Problem description:
Write out every record below exactly, so that nothing differs from what is shown.

-- Supplied material follows --

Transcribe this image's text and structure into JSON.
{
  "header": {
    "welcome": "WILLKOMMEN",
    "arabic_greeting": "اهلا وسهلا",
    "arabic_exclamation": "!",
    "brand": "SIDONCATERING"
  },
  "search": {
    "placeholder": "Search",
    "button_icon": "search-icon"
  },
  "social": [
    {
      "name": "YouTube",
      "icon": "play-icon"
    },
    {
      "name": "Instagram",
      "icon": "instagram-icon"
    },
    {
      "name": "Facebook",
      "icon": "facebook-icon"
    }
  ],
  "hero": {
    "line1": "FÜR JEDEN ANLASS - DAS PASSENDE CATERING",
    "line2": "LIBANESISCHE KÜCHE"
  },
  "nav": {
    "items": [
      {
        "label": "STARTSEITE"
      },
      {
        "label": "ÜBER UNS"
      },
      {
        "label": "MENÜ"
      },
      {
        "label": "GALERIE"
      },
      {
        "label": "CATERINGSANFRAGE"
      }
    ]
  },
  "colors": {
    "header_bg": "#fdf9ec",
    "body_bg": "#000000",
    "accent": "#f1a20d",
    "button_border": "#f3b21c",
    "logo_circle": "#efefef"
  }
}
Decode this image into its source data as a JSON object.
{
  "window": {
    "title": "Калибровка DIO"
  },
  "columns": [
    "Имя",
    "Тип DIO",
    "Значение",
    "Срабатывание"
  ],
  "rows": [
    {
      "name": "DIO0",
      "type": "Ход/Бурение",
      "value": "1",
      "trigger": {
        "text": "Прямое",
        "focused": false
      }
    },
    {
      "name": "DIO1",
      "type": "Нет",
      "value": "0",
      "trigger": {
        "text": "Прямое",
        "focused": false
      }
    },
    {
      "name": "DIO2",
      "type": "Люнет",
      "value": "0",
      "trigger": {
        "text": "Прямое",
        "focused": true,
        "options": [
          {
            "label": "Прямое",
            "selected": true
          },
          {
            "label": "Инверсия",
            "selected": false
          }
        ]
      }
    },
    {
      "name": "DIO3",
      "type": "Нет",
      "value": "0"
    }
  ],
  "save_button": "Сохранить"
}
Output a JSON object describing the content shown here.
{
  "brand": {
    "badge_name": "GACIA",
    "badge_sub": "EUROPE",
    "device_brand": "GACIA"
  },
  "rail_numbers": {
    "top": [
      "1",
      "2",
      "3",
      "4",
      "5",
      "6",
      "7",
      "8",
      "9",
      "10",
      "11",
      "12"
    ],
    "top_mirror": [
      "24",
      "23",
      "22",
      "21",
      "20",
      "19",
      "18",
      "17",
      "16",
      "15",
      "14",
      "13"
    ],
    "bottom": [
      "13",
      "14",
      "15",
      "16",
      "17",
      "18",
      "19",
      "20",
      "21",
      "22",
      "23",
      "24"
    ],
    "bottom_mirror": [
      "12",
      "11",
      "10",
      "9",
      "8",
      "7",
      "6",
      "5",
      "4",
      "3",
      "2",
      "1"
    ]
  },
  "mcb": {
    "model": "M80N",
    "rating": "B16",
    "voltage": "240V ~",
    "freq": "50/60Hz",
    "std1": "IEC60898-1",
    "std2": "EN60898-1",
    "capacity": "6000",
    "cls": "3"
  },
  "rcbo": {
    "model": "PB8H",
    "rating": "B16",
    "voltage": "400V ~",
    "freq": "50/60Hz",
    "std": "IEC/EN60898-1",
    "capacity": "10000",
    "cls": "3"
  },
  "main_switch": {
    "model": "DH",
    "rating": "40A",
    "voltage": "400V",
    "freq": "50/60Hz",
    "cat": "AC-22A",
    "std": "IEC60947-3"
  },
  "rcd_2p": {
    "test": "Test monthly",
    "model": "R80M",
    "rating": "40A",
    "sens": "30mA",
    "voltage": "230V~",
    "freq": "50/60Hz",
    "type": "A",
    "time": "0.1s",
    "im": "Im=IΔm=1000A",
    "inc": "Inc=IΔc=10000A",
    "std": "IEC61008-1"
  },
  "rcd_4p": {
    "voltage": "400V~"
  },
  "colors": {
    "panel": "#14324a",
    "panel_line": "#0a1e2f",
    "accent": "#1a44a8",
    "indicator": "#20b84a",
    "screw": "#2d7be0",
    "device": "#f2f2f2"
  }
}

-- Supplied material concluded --

Solution for this task:
Transcribe this image's text and structure into JSON.
{
  "header": {
    "welcome": "WILLKOMMEN",
    "arabic_greeting": "اهلا وسهلا",
    "arabic_exclamation": "!",
    "brand": "SIDONCATERING"
  },
  "search": {
    "placeholder": "Search",
    "button_icon": "search-icon"
  },
  "social": [
    {
      "name": "YouTube",
      "icon": "play-icon"
    },
    {
      "name": "Instagram",
      "icon": "instagram-icon"
    },
    {
      "name": "Facebook",
      "icon": "facebook-icon"
    }
  ],
  "hero": {
    "line1": "FÜR JEDEN ANLASS - DAS PASSENDE CATERING",
    "line2": "LIBANESISCHE KÜCHE"
  },
  "nav": {
    "items": [
      {
        "label": "STARTSEITE"
      },
      {
        "label": "ÜBER UNS"
      },
      {
        "label": "MENÜ"
      },
      {
        "label": "GALERIE"
      },
      {
        "label": "CATERINGSANFRAGE"
      }
    ]
  },
  "colors": {
    "header_bg": "#fdf9ec",
    "body_bg": "#000000",
    "accent": "#f1a20d",
    "button_border": "#f3b21c",
    "logo_circle": "#efefef"
  }
}
Decode this image into its source data as a JSON object.
{
  "window": {
    "title": "Калибровка DIO"
  },
  "columns": [
    "Имя",
    "Тип DIO",
    "Значение",
    "Срабатывание"
  ],
  "rows": [
    {
      "name": "DIO0",
      "type": "Ход/Бурение",
      "value": "1",
      "trigger": {
        "text": "Прямое",
        "focused": false
      }
    },
    {
      "name": "DIO1",
      "type": "Нет",
      "value": "0",
      "trigger": {
        "text": "Прямое",
        "focused": false
      }
    },
    {
      "name": "DIO2",
      "type": "Люнет",
      "value": "0",
      "trigger": {
        "text": "Прямое",
        "focused": true,
        "options": [
          {
            "label": "Прямое",
            "selected": true
          },
          {
            "label": "Инверсия",
            "selected": false
          }
        ]
      }
    },
    {
      "name": "DIO3",
      "type": "Нет",
      "value": "0"
    }
  ],
  "save_button": "Сохранить"
}
Output a JSON object describing the content shown here.
{
  "brand": {
    "badge_name": "GACIA",
    "badge_sub": "EUROPE",
    "device_brand": "GACIA"
  },
  "rail_numbers": {
    "top": [
      "1",
      "2",
      "3",
      "4",
      "5",
      "6",
      "7",
      "8",
      "9",
      "10",
      "11",
      "12"
    ],
    "top_mirror": [
      "24",
      "23",
      "22",
      "21",
      "20",
      "19",
      "18",
      "17",
      "16",
      "15",
      "14",
      "13"
    ],
    "bottom": [
      "13",
      "14",
      "15",
      "16",
      "17",
      "18",
      "19",
      "20",
      "21",
      "22",
      "23",
      "24"
    ],
    "bottom_mirror": [
      "12",
      "11",
      "10",
      "9",
      "8",
      "7",
      "6",
      "5",
      "4",
      "3",
      "2",
      "1"
    ]
  },
  "mcb": {
    "model": "M80N",
    "rating": "B16",
    "voltage": "240V ~",
    "freq": "50/60Hz",
    "std1": "IEC60898-1",
    "std2": "EN60898-1",
    "capacity": "6000",
    "cls": "3"
  },
  "rcbo": {
    "model": "PB8H",
    "rating": "B16",
    "voltage": "400V ~",
    "freq": "50/60Hz",
    "std": "IEC/EN60898-1",
    "capacity": "10000",
    "cls": "3"
  },
  "main_switch": {
    "model": "DH",
    "rating": "40A",
    "voltage": "400V",
    "freq": "50/60Hz",
    "cat": "AC-22A",
    "std": "IEC60947-3"
  },
  "rcd_2p": {
    "test": "Test monthly",
    "model": "R80M",
    "rating": "40A",
    "sens": "30mA",
    "voltage": "230V~",
    "freq": "50/60Hz",
    "type": "A",
    "time": "0.1s",
    "im": "Im=IΔm=1000A",
    "inc": "Inc=IΔc=10000A",
    "std": "IEC61008-1"
  },
  "rcd_4p": {
    "voltage": "400V~"
  },
  "colors": {
    "panel": "#14324a",
    "panel_line": "#0a1e2f",
    "accent": "#1a44a8",
    "indicator": "#20b84a",
    "screw": "#2d7be0",
    "device": "#f2f2f2"
  }
}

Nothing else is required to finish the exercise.